St. Stephen’s Day celebrates the first Christian martyr and falls on December 26th. The Wren Boys provide a historical thread to Ireland’s tumultuous past. However, the celebration of the day seems to have little relation to St. Stephen himself, although there is one tale that recounts the ‘chattering’ wren betraying St. Stephen to his enemies as he tries to hide from them in a bush. Another maintains that the wren is villified because it had betrayed Irish soldiers who were staging an attack on the invading Norsemen (who had been responsible for the destructions of the some of the great monastic communities of early Christendom, such as Abbey at Kells). Pecking at some bread crumbs left upon a drum, the wren betrayed the hiding place of the Irish and led to their defeat.
Irish Tradition holds that the wren symbolizes the old year, while the robin symbolizes the New Year to come. It was said that capturing the bird alive would herald in a new and prosperous year. As the king of the birds the wren occupied a prominent position in the druidic pagan religion, celebrating the Wrens Boys ritual is a good example of how Ireland’s pagan traditions were merged with Christianity. Sailors and fishermen believed that those who possessed a wren feather would never be shipwrecked.
The group of Wren Boys usually dressed in costumes and masked (pictured at top) would travel from house to house or pub to pub in rural Ireland carrying the wren in a small box placed in a holly bush with red berries, collecting money or offerings of food and in each house they recited the rhyme that began:
The Wren, The Wren
The Wren, the Wren the king of all birds,
On St. Stephens’s day, he was caught in the furze.

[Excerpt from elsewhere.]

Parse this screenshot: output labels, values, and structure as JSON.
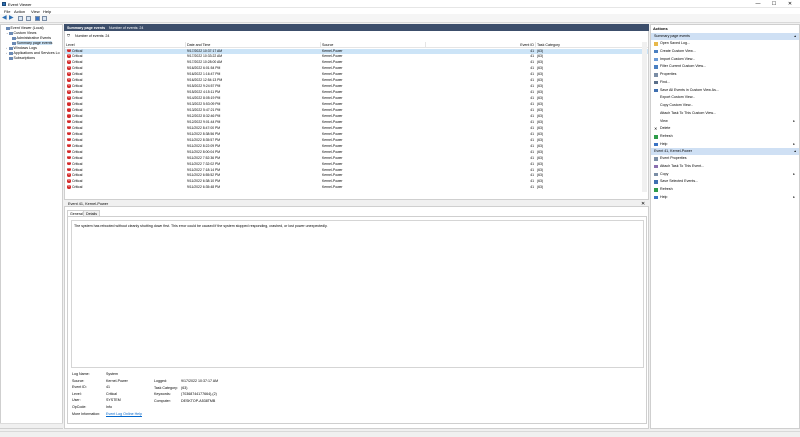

Although he is little, his honor is great,
Rise up, kind sir, and give us a trate.
We followed this Wren ten miles or more

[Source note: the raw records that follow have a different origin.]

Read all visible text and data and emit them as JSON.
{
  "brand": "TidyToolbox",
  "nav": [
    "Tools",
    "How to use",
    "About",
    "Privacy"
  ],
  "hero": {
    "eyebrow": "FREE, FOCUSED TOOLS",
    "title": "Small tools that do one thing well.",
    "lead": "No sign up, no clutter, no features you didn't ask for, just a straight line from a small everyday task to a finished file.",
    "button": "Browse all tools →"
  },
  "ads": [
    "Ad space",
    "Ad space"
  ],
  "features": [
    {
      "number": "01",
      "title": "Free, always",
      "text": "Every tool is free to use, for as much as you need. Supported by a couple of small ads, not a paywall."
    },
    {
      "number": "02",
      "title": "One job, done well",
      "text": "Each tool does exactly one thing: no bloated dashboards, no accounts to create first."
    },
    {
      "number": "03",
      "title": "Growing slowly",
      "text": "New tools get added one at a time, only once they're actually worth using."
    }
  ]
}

Through hedges and ditches and heaps of snow,
We up with our wattles and gave him a fall
And brought him here to show you all.
For we are the boys that came your way
To bury the Wren on Saint Stephens’s Day,
So up with the kettle and down with the pan!
Give us some help for to bury the Wren!
As with many Irish traditions, the Wren came close to extinction. From the twenties and thirties onward emigration took a great toll among those who would have taken part. There was strong clerical opposition – the money raised in the collections the Wrenboys took up went towards holding a ball in a local hotel or public house and naturally there was alcohol involved. The Church saw the Wren, as it saw the house dances that kept traditional music alive in those times, as an “occasion of sin.”
Nowadays the Wren is enjoying a revival in a few areas along the west coast especially in Dingle , Co Kerry and in parts of Co. Clare. In Dingle St Stephens day is a big day for the locals with a competitive element, each street has its own Wren Group (pronounced wran). Here, the people wake early, the day is split into three parts, by 6 a.m. people are on the streets in straw costumes and fancy dress, parading about waving banners to announce The Wren Day and playing musical instruments such as Drums, tin whistles, accordions, guitars and bodhrans. At noon the young children go from door to door in fancy dress, collecting sweets which are always in abundance during the Christmas season. By early afternoon, adults and young paraders, all still in costume, join the rival parades that march and dance through the streets playing music and collecting money for charity and then later retire to the Dingle pubs where they play music long into the night.